PROBLEM REQUIREMENTS
The records below must be copied in full, exactly as they read.

(Stored items)
------

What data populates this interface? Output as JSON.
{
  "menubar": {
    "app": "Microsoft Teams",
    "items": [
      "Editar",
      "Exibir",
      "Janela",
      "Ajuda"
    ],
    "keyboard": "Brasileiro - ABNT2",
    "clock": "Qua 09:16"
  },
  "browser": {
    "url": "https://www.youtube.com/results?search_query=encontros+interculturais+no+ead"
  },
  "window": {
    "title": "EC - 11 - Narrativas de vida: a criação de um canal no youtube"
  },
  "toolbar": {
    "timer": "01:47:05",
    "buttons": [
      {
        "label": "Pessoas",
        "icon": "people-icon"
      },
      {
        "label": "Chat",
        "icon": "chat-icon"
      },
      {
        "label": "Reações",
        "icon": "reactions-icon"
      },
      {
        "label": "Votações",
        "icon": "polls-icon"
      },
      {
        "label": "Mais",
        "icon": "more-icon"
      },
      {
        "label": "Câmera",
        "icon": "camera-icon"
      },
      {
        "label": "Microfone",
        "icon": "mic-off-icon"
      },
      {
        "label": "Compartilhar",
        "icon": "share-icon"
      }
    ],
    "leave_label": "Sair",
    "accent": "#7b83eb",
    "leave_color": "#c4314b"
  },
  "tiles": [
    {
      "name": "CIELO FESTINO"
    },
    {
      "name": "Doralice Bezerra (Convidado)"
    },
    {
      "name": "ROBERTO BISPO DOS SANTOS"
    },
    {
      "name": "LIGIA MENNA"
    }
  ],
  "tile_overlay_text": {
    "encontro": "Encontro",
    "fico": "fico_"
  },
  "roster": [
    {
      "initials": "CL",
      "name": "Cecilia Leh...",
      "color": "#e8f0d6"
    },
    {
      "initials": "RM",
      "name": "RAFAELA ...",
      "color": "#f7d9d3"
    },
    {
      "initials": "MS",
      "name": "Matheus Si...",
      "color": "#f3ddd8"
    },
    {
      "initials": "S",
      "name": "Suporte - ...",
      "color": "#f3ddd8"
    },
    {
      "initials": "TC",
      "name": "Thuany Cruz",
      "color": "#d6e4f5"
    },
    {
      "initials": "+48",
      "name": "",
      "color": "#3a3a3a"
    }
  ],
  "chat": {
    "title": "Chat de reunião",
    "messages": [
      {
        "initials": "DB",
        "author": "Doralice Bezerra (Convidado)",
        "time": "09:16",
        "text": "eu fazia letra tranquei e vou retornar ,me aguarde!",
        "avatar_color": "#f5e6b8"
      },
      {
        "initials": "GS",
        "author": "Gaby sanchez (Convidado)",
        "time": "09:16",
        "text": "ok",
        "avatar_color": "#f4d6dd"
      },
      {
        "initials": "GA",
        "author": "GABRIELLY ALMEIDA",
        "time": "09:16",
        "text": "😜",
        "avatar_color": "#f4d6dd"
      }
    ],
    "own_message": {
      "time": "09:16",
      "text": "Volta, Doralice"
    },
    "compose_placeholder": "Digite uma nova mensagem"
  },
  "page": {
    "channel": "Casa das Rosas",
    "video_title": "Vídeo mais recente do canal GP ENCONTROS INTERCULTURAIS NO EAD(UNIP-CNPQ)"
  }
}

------

WRITTEN REPLY
What data populates this interface? Output as JSON.
{
  "menubar": {
    "app": "Microsoft Teams",
    "items": [
      "Editar",
      "Exibir",
      "Janela",
      "Ajuda"
    ],
    "keyboard": "Brasileiro - ABNT2",
    "clock": "Qua 09:16"
  },
  "browser": {
    "url": "https://www.youtube.com/results?search_query=encontros+interculturais+no+ead"
  },
  "window": {
    "title": "EC - 11 - Narrativas de vida: a criação de um canal no youtube"
  },
  "toolbar": {
    "timer": "01:47:05",
    "buttons": [
      {
        "label": "Pessoas",
        "icon": "people-icon"
      },
      {
        "label": "Chat",
        "icon": "chat-icon"
      },
      {
        "label": "Reações",
        "icon": "reactions-icon"
      },
      {
        "label": "Votações",
        "icon": "polls-icon"
      },
      {
        "label": "Mais",
        "icon": "more-icon"
      },
      {
        "label": "Câmera",
        "icon": "camera-icon"
      },
      {
        "label": "Microfone",
        "icon": "mic-off-icon"
      },
      {
        "label": "Compartilhar",
        "icon": "share-icon"
      }
    ],
    "leave_label": "Sair",
    "accent": "#7b83eb",
    "leave_color": "#c4314b"
  },
  "tiles": [
    {
      "name": "CIELO FESTINO"
    },
    {
      "name": "Doralice Bezerra (Convidado)"
    },
    {
      "name": "ROBERTO BISPO DOS SANTOS"
    },
    {
      "name": "LIGIA MENNA"
    }
  ],
  "tile_overlay_text": {
    "encontro": "Encontro",
    "fico": "fico_"
  },
  "roster": [
    {
      "initials": "CL",
      "name": "Cecilia Leh...",
      "color": "#e8f0d6"
    },
    {
      "initials": "RM",
      "name": "RAFAELA ...",
      "color": "#f7d9d3"
    },
    {
      "initials": "MS",
      "name": "Matheus Si...",
      "color": "#f3ddd8"
    },
    {
      "initials": "S",
      "name": "Suporte - ...",
      "color": "#f3ddd8"
    },
    {
      "initials": "TC",
      "name": "Thuany Cruz",
      "color": "#d6e4f5"
    },
    {
      "initials": "+48",
      "name": "",
      "color": "#3a3a3a"
    }
  ],
  "chat": {
    "title": "Chat de reunião",
    "messages": [
      {
        "initials": "DB",
        "author": "Doralice Bezerra (Convidado)",
        "time": "09:16",
        "text": "eu fazia letra tranquei e vou retornar ,me aguarde!",
        "avatar_color": "#f5e6b8"
      },
      {
        "initials": "GS",
        "author": "Gaby sanchez (Convidado)",
        "time": "09:16",
        "text": "ok",
        "avatar_color": "#f4d6dd"
      },
      {
        "initials": "GA",
        "author": "GABRIELLY ALMEIDA",
        "time": "09:16",
        "text": "😜",
        "avatar_color": "#f4d6dd"
      }
    ],
    "own_message": {
      "time": "09:16",
      "text": "Volta, Doralice"
    },
    "compose_placeholder": "Digite uma nova mensagem"
  },
  "page": {
    "channel": "Casa das Rosas",
    "video_title": "Vídeo mais recente do canal GP ENCONTROS INTERCULTURAIS NO EAD(UNIP-CNPQ)"
  }
}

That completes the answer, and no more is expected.